• Golden Globe Awards

Will Smith, 2001: The Road to Become Muhammad Ali

Will Smith offered some insight on Muhammad Ali – having spent time with the boxing champion during the shooting of Ali, directed by Michael Mann – when he spoke to the journalists of the Hollywood Foreign Press on the set in Miami in 2001, then in Los Angeles a few weeks before the film’s release.
“Three or four days out of the month, Ali will come and hang out on the set, and he seems to be very happy up to this point. Now, how weird must that be to watch someone play yourself, and even at sixty-years-old he’s most impressed by himself.  He’s so in love with the project and with the team of people that are doing it, and that is my fuel every day, just to see that look in his eyes, because a part of me or the whole of me wants him to love it. These two years will be pointless if he doesn’t love it, it’s really important to me first and foremost that Muhammad Ali and his family love the film, secondly, there are wonderful spiritual messages and social commentaries, that I hope people find some enjoyment from.”
“The weird thing about playing Ali is that he actually is a performer, and still today, when he gets in a crowd, his eyes light up. We spent a lot of time together, and listening to him, from the jokes that he tells, he’s very much like a boxer even in the way that he speaks. There’s a jab, and he responds, he waits to defend himself and then he’ll hit you with a flurry of jokes, then goes back for a minute and lets you respond.

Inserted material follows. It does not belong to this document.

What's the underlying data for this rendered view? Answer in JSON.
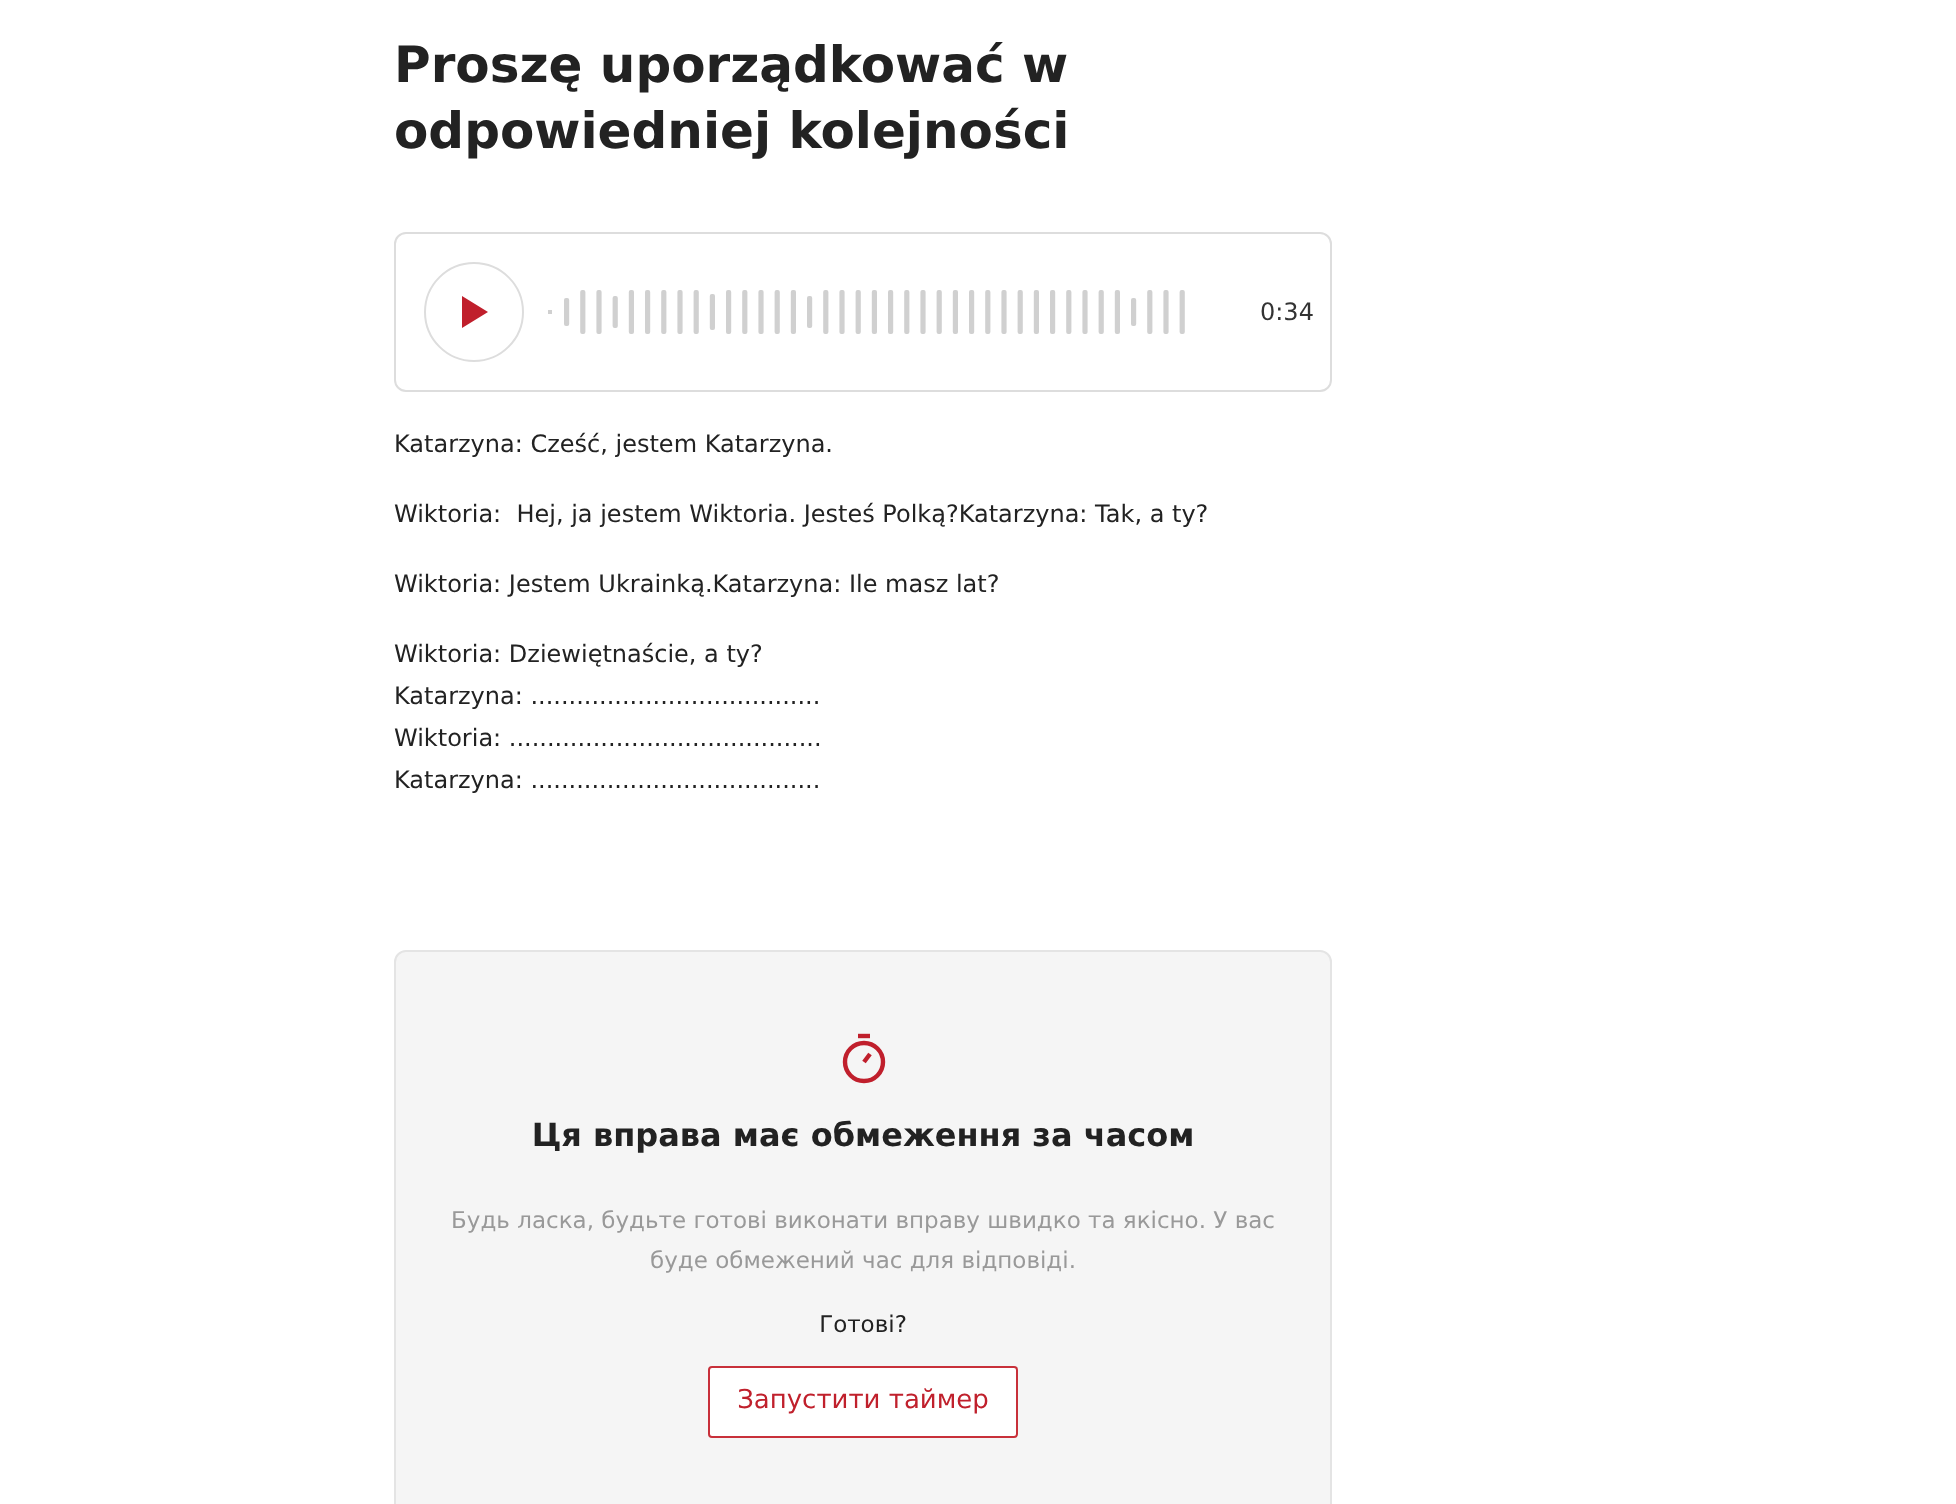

It’s very clear in his relationship with Howard Cosell that he really looks at the interaction almost the way a fighter does, except that, when he’s having the verbal exchange, it’s not about taking you down, it’s more about bringing you in close and making you feel his warmth.”

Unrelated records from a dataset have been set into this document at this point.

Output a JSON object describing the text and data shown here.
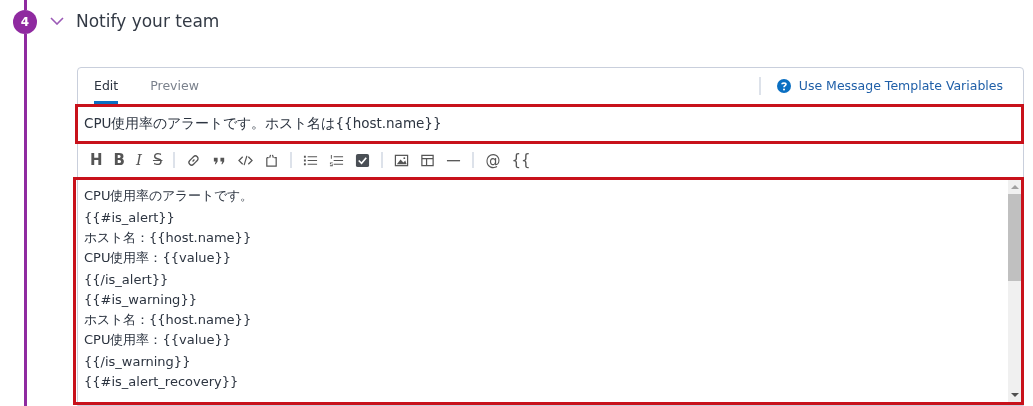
{
  "step": {
    "number": "4",
    "title": "Notify your team",
    "expanded": true
  },
  "tabs": [
    {
      "label": "Edit",
      "selected": true
    },
    {
      "label": "Preview",
      "selected": false
    }
  ],
  "help_link": {
    "label": "Use Message Template Variables"
  },
  "title_field": {
    "value": "CPU使用率のアラートです。ホスト名は{{host.name}}",
    "highlighted": true
  },
  "toolbar": [
    [
      {
        "kind": "heading",
        "label": "H"
      },
      {
        "kind": "bold",
        "label": "B"
      },
      {
        "kind": "italic",
        "label": "I"
      },
      {
        "kind": "strike",
        "label": "S"
      }
    ],
    [
      {
        "kind": "link"
      },
      {
        "kind": "quote"
      },
      {
        "kind": "code"
      },
      {
        "kind": "embed"
      }
    ],
    [
      {
        "kind": "bullets"
      },
      {
        "kind": "numbers"
      },
      {
        "kind": "checkbox"
      }
    ],
    [
      {
        "kind": "image"
      },
      {
        "kind": "table"
      },
      {
        "kind": "rule"
      }
    ],
    [
      {
        "kind": "mention",
        "label": "@"
      },
      {
        "kind": "variable",
        "label": "{{"
      }
    ]
  ],
  "body_field": {
    "highlighted": true,
    "lines": [
      "CPU使用率のアラートです。",
      "{{#is_alert}}",
      "ホスト名：{{host.name}}",
      "CPU使用率：{{value}}",
      "{{/is_alert}}",
      "{{#is_warning}}",
      "ホスト名：{{host.name}}",
      "CPU使用率：{{value}}",
      "{{/is_warning}}",
      "{{#is_alert_recovery}}"
    ]
  }
}
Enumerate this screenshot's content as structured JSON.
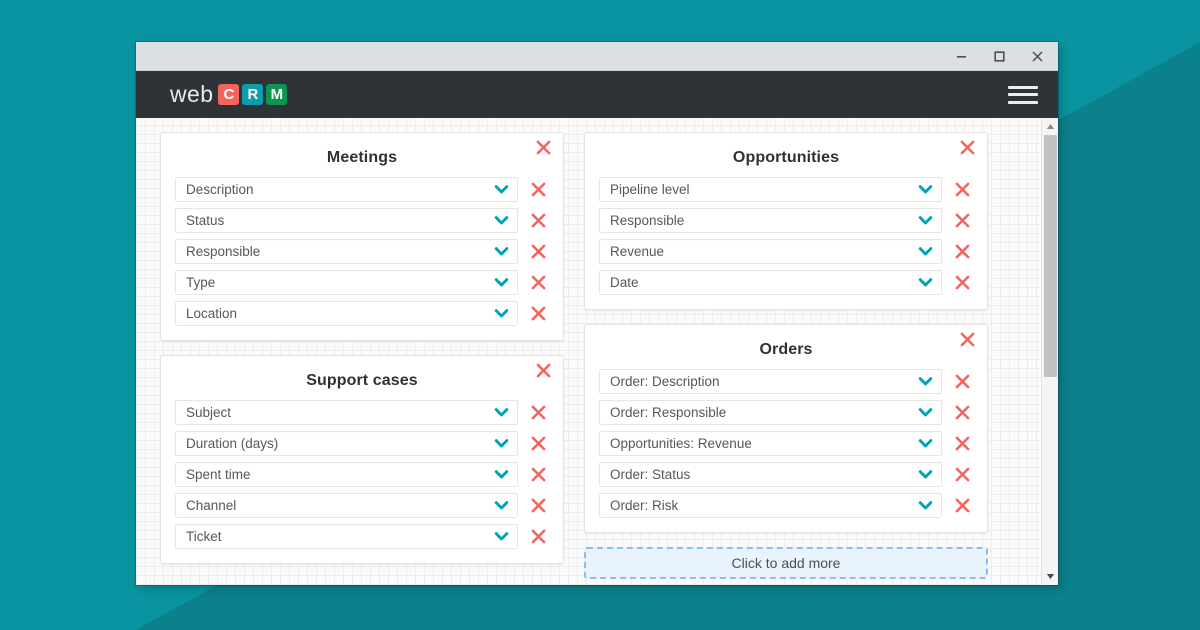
{
  "theme": {
    "background_teal": "#0a94a1",
    "shadow_teal": "#0b818c",
    "navbar_dark": "#2e3338",
    "titlebar_gray": "#dcdfe3",
    "accent_teal": "#00a2b3",
    "delete_red": "#f4645f",
    "add_more_border": "#8fbde8",
    "add_more_fill": "#e9f3fc"
  },
  "titlebar": {
    "minimize_label": "Minimize",
    "maximize_label": "Maximize",
    "close_label": "Close"
  },
  "navbar": {
    "logo": {
      "word": "web",
      "tiles": [
        {
          "letter": "C",
          "color": "#f4645f"
        },
        {
          "letter": "R",
          "color": "#0f9cad"
        },
        {
          "letter": "M",
          "color": "#0e9453"
        }
      ]
    },
    "menu_label": "Menu"
  },
  "panels": [
    {
      "title": "Meetings",
      "close_label": "Remove panel",
      "fields": [
        {
          "label": "Description"
        },
        {
          "label": "Status"
        },
        {
          "label": "Responsible"
        },
        {
          "label": "Type"
        },
        {
          "label": "Location"
        }
      ]
    },
    {
      "title": "Support cases",
      "close_label": "Remove panel",
      "fields": [
        {
          "label": "Subject"
        },
        {
          "label": "Duration (days)"
        },
        {
          "label": "Spent time"
        },
        {
          "label": "Channel"
        },
        {
          "label": "Ticket"
        }
      ]
    },
    {
      "title": "Opportunities",
      "close_label": "Remove panel",
      "fields": [
        {
          "label": "Pipeline level"
        },
        {
          "label": "Responsible"
        },
        {
          "label": "Revenue"
        },
        {
          "label": "Date"
        }
      ]
    },
    {
      "title": "Orders",
      "close_label": "Remove panel",
      "fields": [
        {
          "label": "Order: Description"
        },
        {
          "label": "Order: Responsible"
        },
        {
          "label": "Opportunities: Revenue"
        },
        {
          "label": "Order: Status"
        },
        {
          "label": "Order: Risk"
        }
      ]
    }
  ],
  "add_more": {
    "label": "Click to add more"
  },
  "scrollbar": {
    "up_label": "Scroll up",
    "down_label": "Scroll down"
  }
}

“This film took us through South Africa, Mozambique and Ghana, and going into Africa I had a similar reaction that Muhammad Ali had, the emotions I was feeling weren’t unlike the emotions that Ali must have felt. When you go from being a Black man in America, where you live in probably about a 13% minority, to a 99% majority in Mozambique, what it does is like having the yoke of racism removed and living in a space where your color isn’t an issue. It’s really a small thing but it has huge reverberations in your mind.”
“I don’t believe that our outlooks on the world are that drastically different, in our points of view on family, on pain, on religion, Muhammad Ali and I don’t disagree too much. He’s a living legend, with his spirit and that commitment to God, you can feel the comfort that he has in his life, and whatever his God has in store for him, he’s more than comfortable to accept it and live with it, to stand up and walk side by side with his God. That was enough for him to get his mind back together and to win. That is at the center of this story, what is most emotional and most powerful about Ali.”
“It emotionally feels really special to have a film like Ali coming out in this time post-September 11, a film that means something, that has social messages, that has at its center a spiritual figure who was completely dedicated to his God and showing how the strength of that dedication got him through difficult times. There’s something that people can take away from this film that’s desperately needed in this specific time.”